Russian state controlled gas giant Gazprom has hinted that gas production from the Sakhalin 2 development in the country’s far east may have to be reduced to help maintain the life of the field.
In a latest monthly corporate journal Vesti, the recently constituted new operator of Sakhalin 2, Sakhalinskaya Energiya, reported that meetings with representatives of majority stakeholder Gazprom had resulted in a decision decided to drop the current emphasis on maximising well flow rates for the Lunskoye field, Sakhalin 2’s sole gas asset.
Instead, the operator will adopt a “rational development” plan aimed at extending the assets operating lifetime by producing gas at a lower rate.

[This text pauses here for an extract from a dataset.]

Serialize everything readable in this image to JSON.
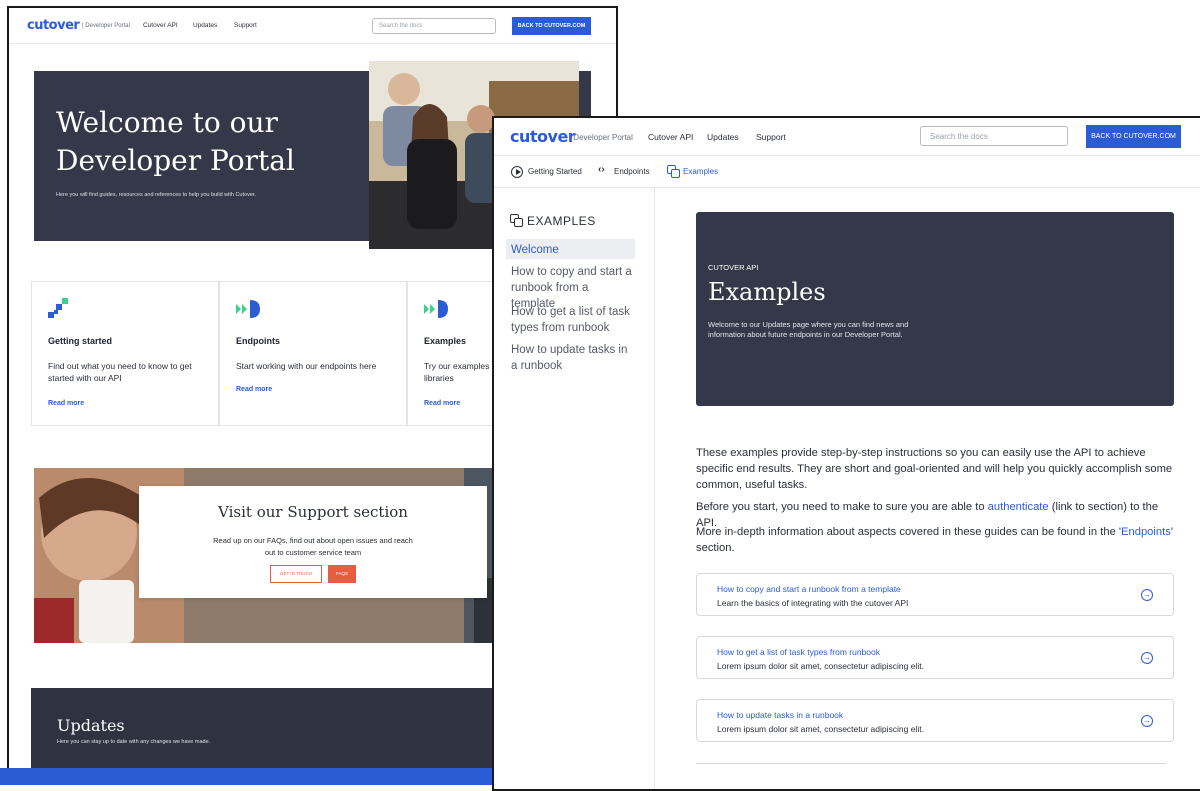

Vesti quoted Gazprom technical director Timur Gafarov as saying that the change was spurred by “external negative factors [for the project] and internal necessity”, as the operator looks to ensure the “stability of liquefied natural gas production and extend the period of uninterrupted gas extraction”.
Russian gas giant Gazprom holds a 50% stake plus one share in the project.
Sakhalinskaya Energiya had not responded to Upstream’s request for comment by the time of publishing.
Sakhalin 2 operates Russia’s first LNG plant, with gas supplied from the offshore Lunskoye field via a dedicated pipeline that runs from the north to the south of Sakhalin Island.
The plant has two trains, with a nameplate capacity of 9.6 million tonnes per annum of LNG, but the facility has been able to produce at a rate of between 10% and 20% above capacity in recent years.
Speaking earlier at an industry forum in Vladivostok, Sakhalin Governor Valery Limarenko said he expects Sakhalin 2 to export 11.4 million tonnes of LNG to global markets this year, against the 10.4 million tonnes it exported in 2021.
In December 2020, Vesti said a major seismic campaign was planned for this year to look into the gas potential of deeper Daginsky layers at Lunskoye, because then-operator Sakhalin Energy Investment was looking to increase the field’s gas reserves to help extend the lifetime of the project.
According to a report by Russia’s Natural Resources Ministry in 2020, Lunskoye holds estimated recoverable reserves of about 260 billion cubic metres, which is sufficient to support output for 14 years at the previous year’s production rate of 17.8 Bcm.
Sakhalinskaya Energy took over as operator of Sakhalin 2 in August after Russian authorities ordered previous operator Sakhalin Energy Investment to be disbanded.
The move to create a new operator followed the decision of UK supermajor and project partner Shell to exit the development in the wake of international sanctions imposed against Russia following the Russian invasion of Ukraine in February.
Sakhalin Energy Investment’s foreign partners, including Shell, were invited to apply to the government to obtain stakes in Sakhalinskaya Energy of the same size that they had in the previous operating company.
However, Shell has said it would not take the 27.5% shareholding offered and revealed during a recent call with investors that it will also not renew its long-term contract to buy 1 million tpa of LNG from the project.
Japan’s Mitsui and Mitsubishi have opted to regain their 12.5% and 10% stakes in Sakhalin 2, despite Japan joining international sanctions against Russia and its corporations.
Japanese Economy, Trade & Industry Minister Yasutoshi Nishimura told reporters in Tokyo on Friday that authorities welcomed this week’s decision by the country’s Sakhalin Oil & Gas Development Company (Sodeco) to apply for a 30% stake in another Sakhalin oil and gas project, Sakhalin 1.
The decision was made at a Sodeco’s extraordinary shareholder meeting on Friday, Reuters reported.
“We welcomed such a decision since [Sakhalin 1] continues to be a very important project,” Nishimura said. “We will communicate closely with private-sector businesses and do utmost to ensure [country’s] energy security.”
In a similar scenario to the Sakhalin 2 development, the Russian government ordered Sakhalin 1’s assets and personnel to be transferred to a new, Russian-registered operator, depriving the project's operator and leading shareholder ExxonMobil of the US of the opportunity to make a smooth exit.